» Exercise brief:
Without the images, output every record exactly as it appears.

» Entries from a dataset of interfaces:

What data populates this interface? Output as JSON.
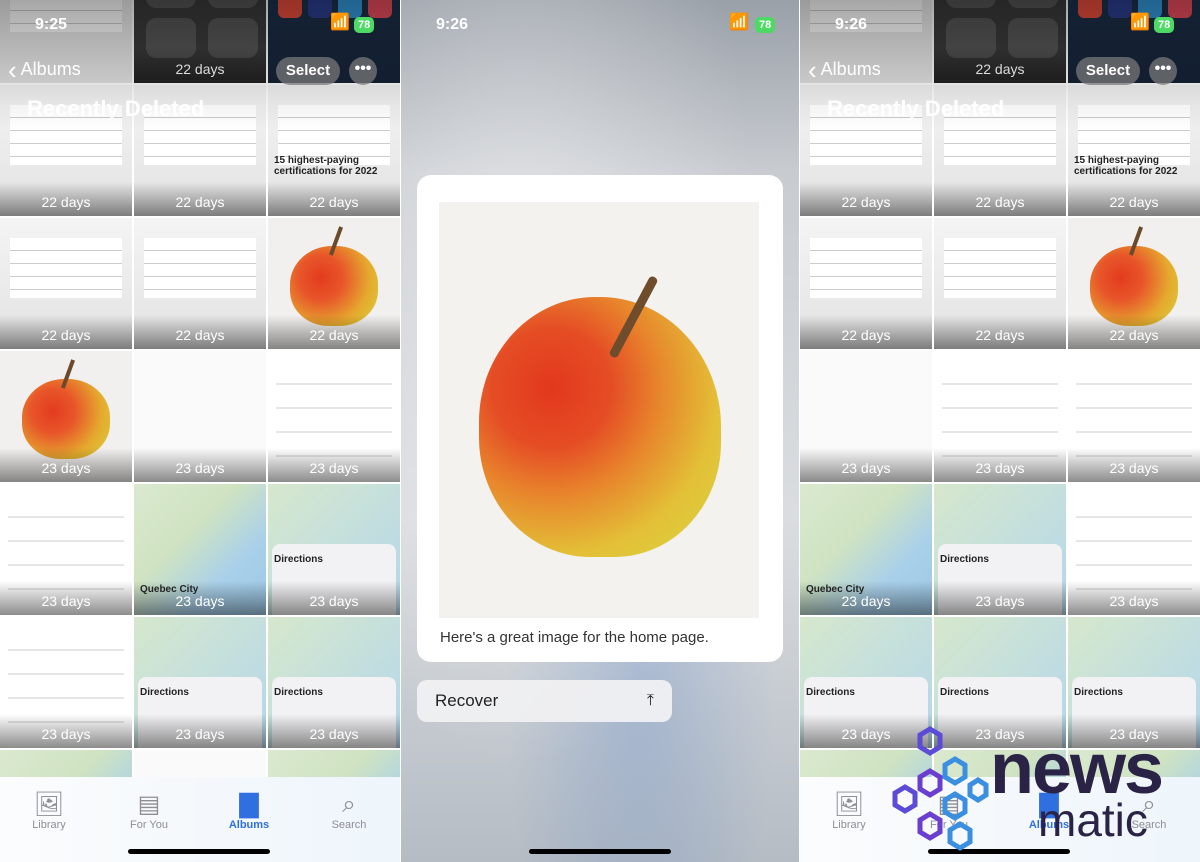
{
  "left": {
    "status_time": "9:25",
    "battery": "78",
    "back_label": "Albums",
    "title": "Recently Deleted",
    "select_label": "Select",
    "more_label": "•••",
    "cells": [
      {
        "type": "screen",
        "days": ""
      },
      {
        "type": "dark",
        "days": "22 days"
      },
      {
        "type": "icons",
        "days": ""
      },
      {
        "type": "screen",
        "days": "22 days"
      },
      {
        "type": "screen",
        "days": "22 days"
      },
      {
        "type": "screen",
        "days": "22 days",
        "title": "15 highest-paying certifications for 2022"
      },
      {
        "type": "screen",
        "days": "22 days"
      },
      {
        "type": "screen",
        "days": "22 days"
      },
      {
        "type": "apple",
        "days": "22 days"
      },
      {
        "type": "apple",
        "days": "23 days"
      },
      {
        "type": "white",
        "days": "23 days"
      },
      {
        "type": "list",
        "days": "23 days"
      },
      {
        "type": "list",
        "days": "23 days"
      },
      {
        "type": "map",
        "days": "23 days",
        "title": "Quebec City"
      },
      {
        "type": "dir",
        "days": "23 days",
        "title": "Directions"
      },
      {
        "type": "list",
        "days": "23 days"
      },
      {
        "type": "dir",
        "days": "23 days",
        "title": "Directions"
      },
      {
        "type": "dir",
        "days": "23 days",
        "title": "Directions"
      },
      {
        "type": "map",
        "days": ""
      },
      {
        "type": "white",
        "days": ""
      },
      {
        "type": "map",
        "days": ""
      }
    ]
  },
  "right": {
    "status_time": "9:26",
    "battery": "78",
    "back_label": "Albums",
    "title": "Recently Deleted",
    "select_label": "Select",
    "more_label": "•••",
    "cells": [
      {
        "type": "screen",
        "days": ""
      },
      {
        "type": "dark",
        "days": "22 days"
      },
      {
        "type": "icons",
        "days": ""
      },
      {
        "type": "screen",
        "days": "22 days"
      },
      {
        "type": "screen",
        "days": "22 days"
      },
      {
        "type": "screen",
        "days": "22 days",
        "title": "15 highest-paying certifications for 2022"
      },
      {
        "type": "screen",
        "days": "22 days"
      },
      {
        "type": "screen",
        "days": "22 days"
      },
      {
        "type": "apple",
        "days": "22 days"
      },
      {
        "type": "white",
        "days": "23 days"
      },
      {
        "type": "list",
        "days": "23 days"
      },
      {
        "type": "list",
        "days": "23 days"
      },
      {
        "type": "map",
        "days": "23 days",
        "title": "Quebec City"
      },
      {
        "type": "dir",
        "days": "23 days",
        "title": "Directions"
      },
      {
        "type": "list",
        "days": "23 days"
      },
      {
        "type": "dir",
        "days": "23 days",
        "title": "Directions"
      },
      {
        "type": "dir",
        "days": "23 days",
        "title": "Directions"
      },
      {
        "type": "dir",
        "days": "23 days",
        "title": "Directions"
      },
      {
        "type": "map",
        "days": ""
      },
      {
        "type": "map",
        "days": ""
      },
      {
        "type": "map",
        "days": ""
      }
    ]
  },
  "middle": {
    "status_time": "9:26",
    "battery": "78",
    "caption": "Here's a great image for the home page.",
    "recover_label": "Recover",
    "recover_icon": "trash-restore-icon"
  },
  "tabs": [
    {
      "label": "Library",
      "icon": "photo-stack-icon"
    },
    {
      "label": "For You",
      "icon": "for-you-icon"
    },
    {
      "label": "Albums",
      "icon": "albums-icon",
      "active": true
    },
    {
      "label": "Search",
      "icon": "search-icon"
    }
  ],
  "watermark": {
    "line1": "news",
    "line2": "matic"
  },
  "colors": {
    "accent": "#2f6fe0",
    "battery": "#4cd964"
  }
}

» Reply to the task:
What data populates this interface? Output as JSON.
{
  "left": {
    "status_time": "9:25",
    "battery": "78",
    "back_label": "Albums",
    "title": "Recently Deleted",
    "select_label": "Select",
    "more_label": "•••",
    "cells": [
      {
        "type": "screen",
        "days": ""
      },
      {
        "type": "dark",
        "days": "22 days"
      },
      {
        "type": "icons",
        "days": ""
      },
      {
        "type": "screen",
        "days": "22 days"
      },
      {
        "type": "screen",
        "days": "22 days"
      },
      {
        "type": "screen",
        "days": "22 days",
        "title": "15 highest-paying certifications for 2022"
      },
      {
        "type": "screen",
        "days": "22 days"
      },
      {
        "type": "screen",
        "days": "22 days"
      },
      {
        "type": "apple",
        "days": "22 days"
      },
      {
        "type": "apple",
        "days": "23 days"
      },
      {
        "type": "white",
        "days": "23 days"
      },
      {
        "type": "list",
        "days": "23 days"
      },
      {
        "type": "list",
        "days": "23 days"
      },
      {
        "type": "map",
        "days": "23 days",
        "title": "Quebec City"
      },
      {
        "type": "dir",
        "days": "23 days",
        "title": "Directions"
      },
      {
        "type": "list",
        "days": "23 days"
      },
      {
        "type": "dir",
        "days": "23 days",
        "title": "Directions"
      },
      {
        "type": "dir",
        "days": "23 days",
        "title": "Directions"
      },
      {
        "type": "map",
        "days": ""
      },
      {
        "type": "white",
        "days": ""
      },
      {
        "type": "map",
        "days": ""
      }
    ]
  },
  "right": {
    "status_time": "9:26",
    "battery": "78",
    "back_label": "Albums",
    "title": "Recently Deleted",
    "select_label": "Select",
    "more_label": "•••",
    "cells": [
      {
        "type": "screen",
        "days": ""
      },
      {
        "type": "dark",
        "days": "22 days"
      },
      {
        "type": "icons",
        "days": ""
      },
      {
        "type": "screen",
        "days": "22 days"
      },
      {
        "type": "screen",
        "days": "22 days"
      },
      {
        "type": "screen",
        "days": "22 days",
        "title": "15 highest-paying certifications for 2022"
      },
      {
        "type": "screen",
        "days": "22 days"
      },
      {
        "type": "screen",
        "days": "22 days"
      },
      {
        "type": "apple",
        "days": "22 days"
      },
      {
        "type": "white",
        "days": "23 days"
      },
      {
        "type": "list",
        "days": "23 days"
      },
      {
        "type": "list",
        "days": "23 days"
      },
      {
        "type": "map",
        "days": "23 days",
        "title": "Quebec City"
      },
      {
        "type": "dir",
        "days": "23 days",
        "title": "Directions"
      },
      {
        "type": "list",
        "days": "23 days"
      },
      {
        "type": "dir",
        "days": "23 days",
        "title": "Directions"
      },
      {
        "type": "dir",
        "days": "23 days",
        "title": "Directions"
      },
      {
        "type": "dir",
        "days": "23 days",
        "title": "Directions"
      },
      {
        "type": "map",
        "days": ""
      },
      {
        "type": "map",
        "days": ""
      },
      {
        "type": "map",
        "days": ""
      }
    ]
  },
  "middle": {
    "status_time": "9:26",
    "battery": "78",
    "caption": "Here's a great image for the home page.",
    "recover_label": "Recover",
    "recover_icon": "trash-restore-icon"
  },
  "tabs": [
    {
      "label": "Library",
      "icon": "photo-stack-icon"
    },
    {
      "label": "For You",
      "icon": "for-you-icon"
    },
    {
      "label": "Albums",
      "icon": "albums-icon",
      "active": true
    },
    {
      "label": "Search",
      "icon": "search-icon"
    }
  ],
  "watermark": {
    "line1": "news",
    "line2": "matic"
  },
  "colors": {
    "accent": "#2f6fe0",
    "battery": "#4cd964"
  }
}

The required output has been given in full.